Scaffolding: scaffolding tasks at different levels of achievement (similar to computer games) allows everyone to achieve something. Scaffolding caters for individual differences and is a useful tool for assessment. Used in homework it allows students to set their own challenges.

Catering for different learning styles: Include a wide variety of activities within a lesson. These may include movement, singing, listening, reading, writing, creating, thinking. Students may be working as an individual, a class or group work (which particularly appeals to middle school learners)

Reflection: May occur at any stage during a lesson and can be used as a tool to keep students attention. It can be oral or in written form. Reflection may be also used as an opportunity for students to ask questions and clarify learning.


Example Repertoire Work

“Where There is No Vision”

Origin: Words and Music by Fay White
Source: Songbook “Victoria Sings SHORT STUFF”

NOTE: The following activities would be gradually introduced over a series of lessons

Teaching the song (year 9): Maree began by teaching the song. Without any preamble, she pointed to herself to sing and then pointed to the class to echo her, starting one phrase at a time, then extending it to two phrases and then finally the whole song.

Part Work: Class sings the song as a four-part round.

Aural Analysis: Maree sang the song pausing on the main tones to help the class find the ‘anchors’ in the music. (la mi so la’ ). Maree discussed the song’s use of the minor scale: Natural Minor (Aeolian Mode)

Rhythmic Analysis: This song contains the rhythmic element syn-co-pa

Part Work:
 Use this rhythm as an ostinato to clap as you sing the song:

Ostinato 1: SA Ost 1

Extend to clapping the ostinato in two groups while singing.

Extend further by changing the position of the syn-co-pa in the bar.

Ostinato 2:
SA Ost 2

Metacognition (Thinking about learning): Discuss why this the singing was less when we clapped the second rhythm in two parts. The reason was that it required more concentration and the most people wouldn’t be able to do it without practice. Talking about difficulties in learning builds resilience and encourages students to keep trying rather than give up because they couldn’t do it first time. Ask students to help order tasks in degrees of difficulty.

Scaffolding: Maree suggests setting homework in levels of achievement. This enables students to build capacity and security in their learning over time. For example
Level 1: With a partner sing the song while clapping ostinato 1
Level 2: With a partner sing the song while clapping ostinato 2
Level 3: With a partner, sing the song with one person clapping ostinato 1 and the other ostinato 2
Level 4: Sing the song by yourself. RH taps ostinato 1 and LH claps ostinato 2

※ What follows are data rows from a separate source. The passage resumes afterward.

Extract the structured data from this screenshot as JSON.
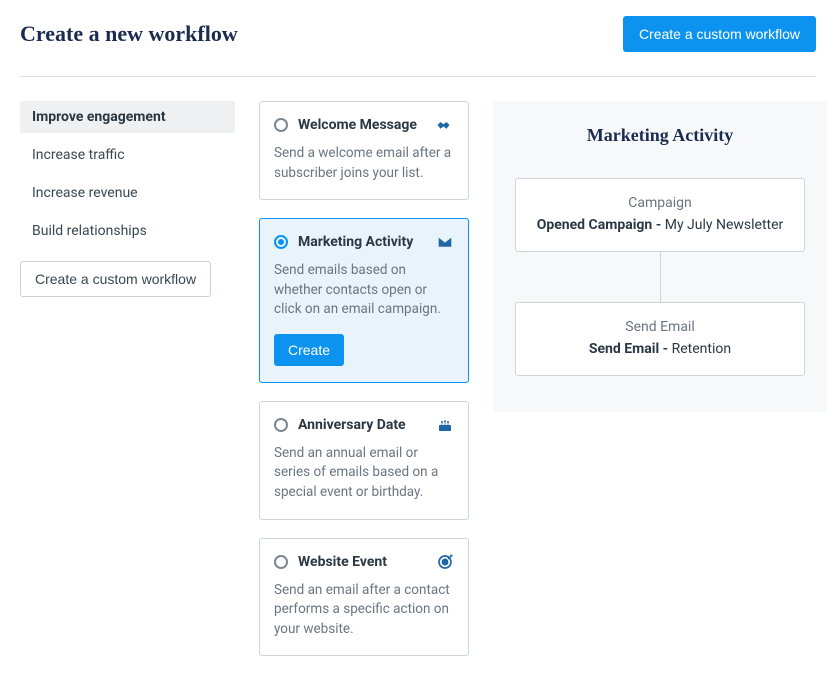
{
  "header": {
    "title": "Create a new workflow",
    "create_custom_label": "Create a custom workflow"
  },
  "sidebar": {
    "items": [
      {
        "label": "Improve engagement",
        "active": true
      },
      {
        "label": "Increase traffic",
        "active": false
      },
      {
        "label": "Increase revenue",
        "active": false
      },
      {
        "label": "Build relationships",
        "active": false
      }
    ],
    "custom_label": "Create a custom workflow"
  },
  "cards": [
    {
      "title": "Welcome Message",
      "desc": "Send a welcome email after a subscriber joins your list.",
      "icon": "handshake-icon",
      "selected": false
    },
    {
      "title": "Marketing Activity",
      "desc": "Send emails based on whether contacts open or click on an email campaign.",
      "icon": "envelope-icon",
      "selected": true,
      "create_label": "Create"
    },
    {
      "title": "Anniversary Date",
      "desc": "Send an annual email or series of emails based on a special event or birthday.",
      "icon": "cake-icon",
      "selected": false
    },
    {
      "title": "Website Event",
      "desc": "Send an email after a contact performs a specific action on your website.",
      "icon": "target-icon",
      "selected": false
    }
  ],
  "preview": {
    "title": "Marketing Activity",
    "nodes": [
      {
        "top": "Campaign",
        "bold": "Opened Campaign -",
        "rest": " My July Newsletter"
      },
      {
        "top": "Send Email",
        "bold": "Send Email -",
        "rest": " Retention"
      }
    ]
  }
}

“Poor Old Howard”

SA old howardSA DVD picOrigin: Traditional American (Roud Folk Song Index 7498)
Source: Music For the Middle School Resource “Music for heart, body, spirit and mind” DVD and classroom resources



Creating Music – Improvisation
Maree uses this song (which is in la pentatonic) as a basis for ‘safe’ improvisation. It is safe because within a pentatonic scale, no combination of notes sound discordant so it’s impossible to make mistakes. In assessing, Maree focuses on students’ thinking rather than the instrument they use to improvise. With learning preceding these activities.

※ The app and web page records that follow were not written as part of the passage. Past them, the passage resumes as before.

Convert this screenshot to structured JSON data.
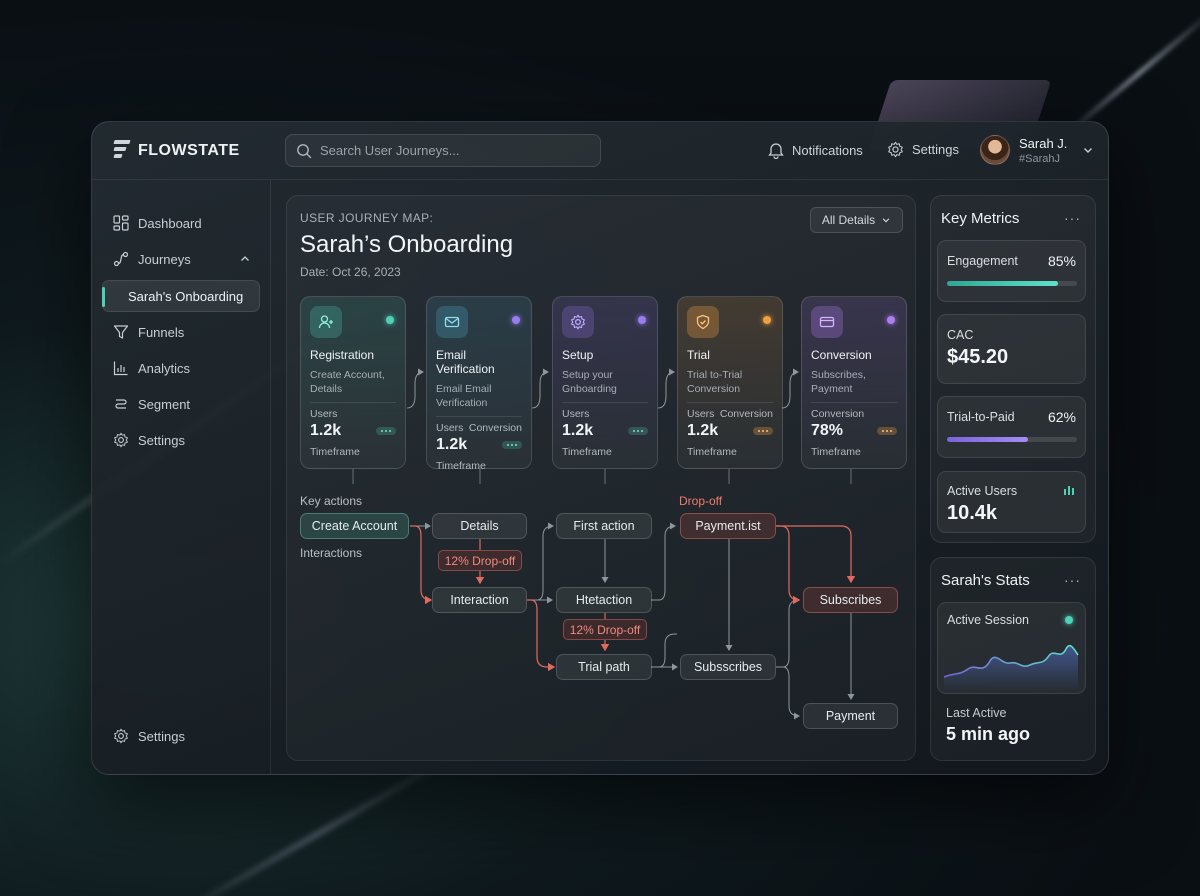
{
  "app": {
    "logo_text": "FLOWSTATE"
  },
  "search": {
    "placeholder": "Search User Journeys..."
  },
  "topbar": {
    "notifications_label": "Notifications",
    "settings_label": "Settings"
  },
  "user": {
    "name": "Sarah J.",
    "handle": "#SarahJ"
  },
  "sidebar": {
    "items": [
      {
        "label": "Dashboard",
        "icon": "grid-icon"
      },
      {
        "label": "Journeys",
        "icon": "route-icon"
      },
      {
        "label": "Sarah's Onboarding",
        "active": true
      },
      {
        "label": "Funnels",
        "icon": "funnel-icon"
      },
      {
        "label": "Analytics",
        "icon": "bar-chart-icon"
      },
      {
        "label": "Segment",
        "icon": "segment-icon"
      },
      {
        "label": "Settings",
        "icon": "gear-icon"
      }
    ],
    "footer_settings_label": "Settings"
  },
  "journey": {
    "label": "USER JOURNEY MAP:",
    "title": "Sarah’s Onboarding",
    "date": "Date: Oct 26, 2023",
    "filter_label": "All Details",
    "stages": [
      {
        "title": "Registration",
        "subtitle": "Create Account, Details",
        "metric_a": "Users",
        "metric_b": "",
        "value": "1.2k",
        "timeframe": "Timeframe",
        "accent": "#4fd1b8",
        "icon": "user-plus-icon"
      },
      {
        "title": "Email Verification",
        "subtitle": "Email Email Verification",
        "metric_a": "Users",
        "metric_b": "Conversion",
        "value": "1.2k",
        "timeframe": "Timeframe",
        "accent": "#9b7cf0",
        "icon": "mail-icon"
      },
      {
        "title": "Setup",
        "subtitle": "Setup your Gnboarding",
        "metric_a": "Users",
        "metric_b": "",
        "value": "1.2k",
        "timeframe": "Timeframe",
        "accent": "#9b7cf0",
        "icon": "gear-icon"
      },
      {
        "title": "Trial",
        "subtitle": "Trial to-Trial Conversion",
        "metric_a": "Users",
        "metric_b": "Conversion",
        "value": "1.2k",
        "timeframe": "Timeframe",
        "accent": "#f0a043",
        "icon": "shield-icon"
      },
      {
        "title": "Conversion",
        "subtitle": "Subscribes, Payment",
        "metric_a": "Conversion",
        "metric_b": "",
        "value": "78%",
        "timeframe": "Timeframe",
        "accent": "#b07cf0",
        "icon": "card-icon"
      }
    ],
    "flow": {
      "key_actions_label": "Key actions",
      "interactions_label": "Interactions",
      "dropoff_label": "Drop-off",
      "nodes": {
        "create_account": "Create Account",
        "details": "Details",
        "first_action": "First action",
        "payment_ist": "Payment.ist",
        "interaction": "Interaction",
        "htetaction": "Htetaction",
        "subscribes": "Subscribes",
        "trial_path": "Trial path",
        "subsscribes": "Subsscribes",
        "payment": "Payment"
      },
      "drop1": "12% Drop-off",
      "drop2": "12% Drop-off"
    }
  },
  "key_metrics": {
    "title": "Key Metrics",
    "more": "···",
    "engagement": {
      "label": "Engagement",
      "value": "85%",
      "fill": 0.85
    },
    "cac": {
      "label": "CAC",
      "value": "$45.20"
    },
    "trial_to_paid": {
      "label": "Trial-to-Paid",
      "value": "62%",
      "fill": 0.62
    },
    "active_users": {
      "label": "Active Users",
      "value": "10.4k"
    }
  },
  "stats": {
    "title": "Sarah's Stats",
    "more": "···",
    "active_session_label": "Active Session",
    "last_active_label": "Last Active",
    "last_active_value": "5 min ago"
  }
}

NOTE: The following activities would be gradually introduced over a series of lessons

  • Sing the song while clapping the beat, clapping the rhythm
  • As you sing the song, create a 4-beat rhythmic pattern to clap as an ostinato
  • Individuals perform their rhythm while everyone sings. This provides an opportunity for 
differentiating between students e.g.

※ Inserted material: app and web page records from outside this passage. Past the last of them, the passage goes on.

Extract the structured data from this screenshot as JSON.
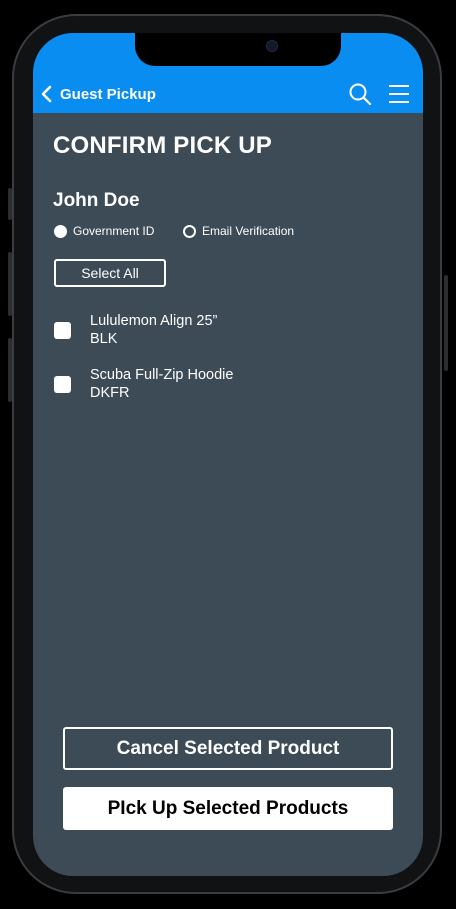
{
  "header": {
    "back_label": "Guest Pickup",
    "back_icon": "chevron-left-icon",
    "search_icon": "search-icon",
    "menu_icon": "hamburger-menu-icon",
    "background_color": "#0a8df0"
  },
  "page": {
    "title": "CONFIRM PICK UP",
    "background_color": "#3c4b56"
  },
  "customer": {
    "name": "John Doe"
  },
  "verification": {
    "options": [
      {
        "label": "Government ID",
        "selected": true
      },
      {
        "label": "Email Verification",
        "selected": false
      }
    ]
  },
  "select_all_label": "Select All",
  "products": [
    {
      "name": "Lululemon Align 25”",
      "color": "BLK",
      "checked": false
    },
    {
      "name": "Scuba Full-Zip Hoodie",
      "color": "DKFR",
      "checked": false
    }
  ],
  "actions": {
    "cancel_label": "Cancel Selected Product",
    "pickup_label": "PIck Up Selected Products"
  }
}
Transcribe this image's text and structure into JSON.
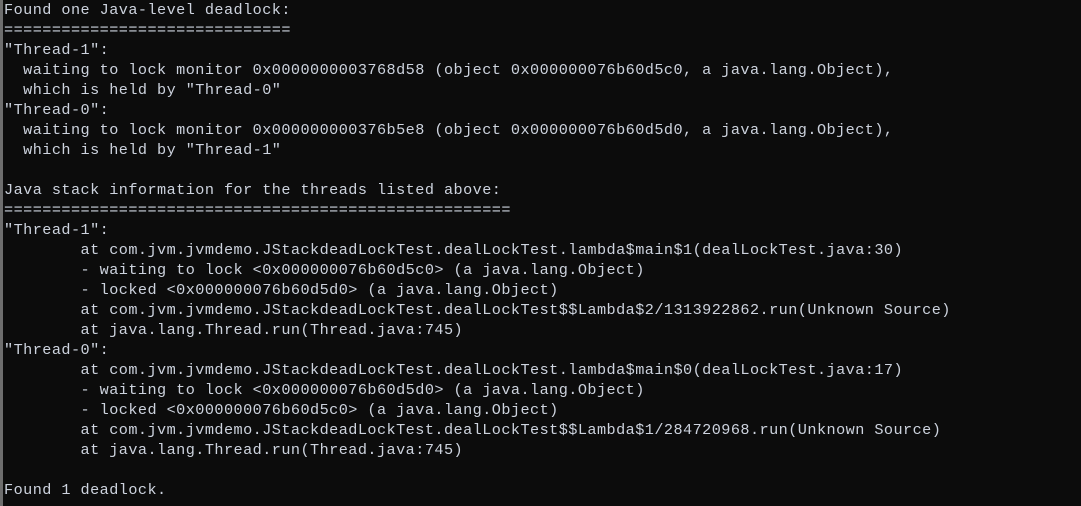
{
  "terminal": {
    "title": "jstack deadlock output",
    "background_color": "#0c0c0c",
    "text_color": "#cdd3de",
    "gutter_color": "#6e6e6e",
    "font_size_px": 15,
    "line_height_px": 20,
    "columns_visible": 108,
    "rows_visible": 25
  },
  "summary": {
    "deadlock_header": "Found one Java-level deadlock:",
    "deadlock_footer": "Found 1 deadlock.",
    "stack_header": "Java stack information for the threads listed above:",
    "separator_short": "==============================",
    "separator_long": "====================================================="
  },
  "threads": [
    {
      "name": "\"Thread-1\"",
      "waiting_monitor": "0x0000000003768d58",
      "waiting_object": "0x000000076b60d5c0",
      "object_class": "a java.lang.Object",
      "held_by": "\"Thread-0\""
    },
    {
      "name": "\"Thread-0\"",
      "waiting_monitor": "0x000000000376b5e8",
      "waiting_object": "0x000000076b60d5d0",
      "object_class": "a java.lang.Object",
      "held_by": "\"Thread-1\""
    }
  ],
  "stacks": [
    {
      "thread": "\"Thread-1\"",
      "frames": [
        "at com.jvm.jvmdemo.JStackdeadLockTest.dealLockTest.lambda$main$1(dealLockTest.java:30)",
        "- waiting to lock <0x000000076b60d5c0> (a java.lang.Object)",
        "- locked <0x000000076b60d5d0> (a java.lang.Object)",
        "at com.jvm.jvmdemo.JStackdeadLockTest.dealLockTest$$Lambda$2/1313922862.run(Unknown Source)",
        "at java.lang.Thread.run(Thread.java:745)"
      ]
    },
    {
      "thread": "\"Thread-0\"",
      "frames": [
        "at com.jvm.jvmdemo.JStackdeadLockTest.dealLockTest.lambda$main$0(dealLockTest.java:17)",
        "- waiting to lock <0x000000076b60d5d0> (a java.lang.Object)",
        "- locked <0x000000076b60d5c0> (a java.lang.Object)",
        "at com.jvm.jvmdemo.JStackdeadLockTest.dealLockTest$$Lambda$1/284720968.run(Unknown Source)",
        "at java.lang.Thread.run(Thread.java:745)"
      ]
    }
  ],
  "lines": [
    "Found one Java-level deadlock:",
    "==============================",
    "\"Thread-1\":",
    "  waiting to lock monitor 0x0000000003768d58 (object 0x000000076b60d5c0, a java.lang.Object),",
    "  which is held by \"Thread-0\"",
    "\"Thread-0\":",
    "  waiting to lock monitor 0x000000000376b5e8 (object 0x000000076b60d5d0, a java.lang.Object),",
    "  which is held by \"Thread-1\"",
    "",
    "Java stack information for the threads listed above:",
    "=====================================================",
    "\"Thread-1\":",
    "        at com.jvm.jvmdemo.JStackdeadLockTest.dealLockTest.lambda$main$1(dealLockTest.java:30)",
    "        - waiting to lock <0x000000076b60d5c0> (a java.lang.Object)",
    "        - locked <0x000000076b60d5d0> (a java.lang.Object)",
    "        at com.jvm.jvmdemo.JStackdeadLockTest.dealLockTest$$Lambda$2/1313922862.run(Unknown Source)",
    "        at java.lang.Thread.run(Thread.java:745)",
    "\"Thread-0\":",
    "        at com.jvm.jvmdemo.JStackdeadLockTest.dealLockTest.lambda$main$0(dealLockTest.java:17)",
    "        - waiting to lock <0x000000076b60d5d0> (a java.lang.Object)",
    "        - locked <0x000000076b60d5c0> (a java.lang.Object)",
    "        at com.jvm.jvmdemo.JStackdeadLockTest.dealLockTest$$Lambda$1/284720968.run(Unknown Source)",
    "        at java.lang.Thread.run(Thread.java:745)",
    "",
    "Found 1 deadlock."
  ]
}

SA student A and B

  • Students write their rhythm. This could be using the sets of cards or with stick notation
  • Students choose instruments to play using un-tuned instruments
  • Revise the la pentatonic scale.
  • Students with tuned instruments improvise a melody to fit their rhythm within the la pentatonic scale.
  • Students change instruments.
  • Students write their improvised melody on 
the staff
  • Students transpose their melody to la = E


This entry was posted in National Newsletter - 2015 - Issue 1. Bookmark the permalink.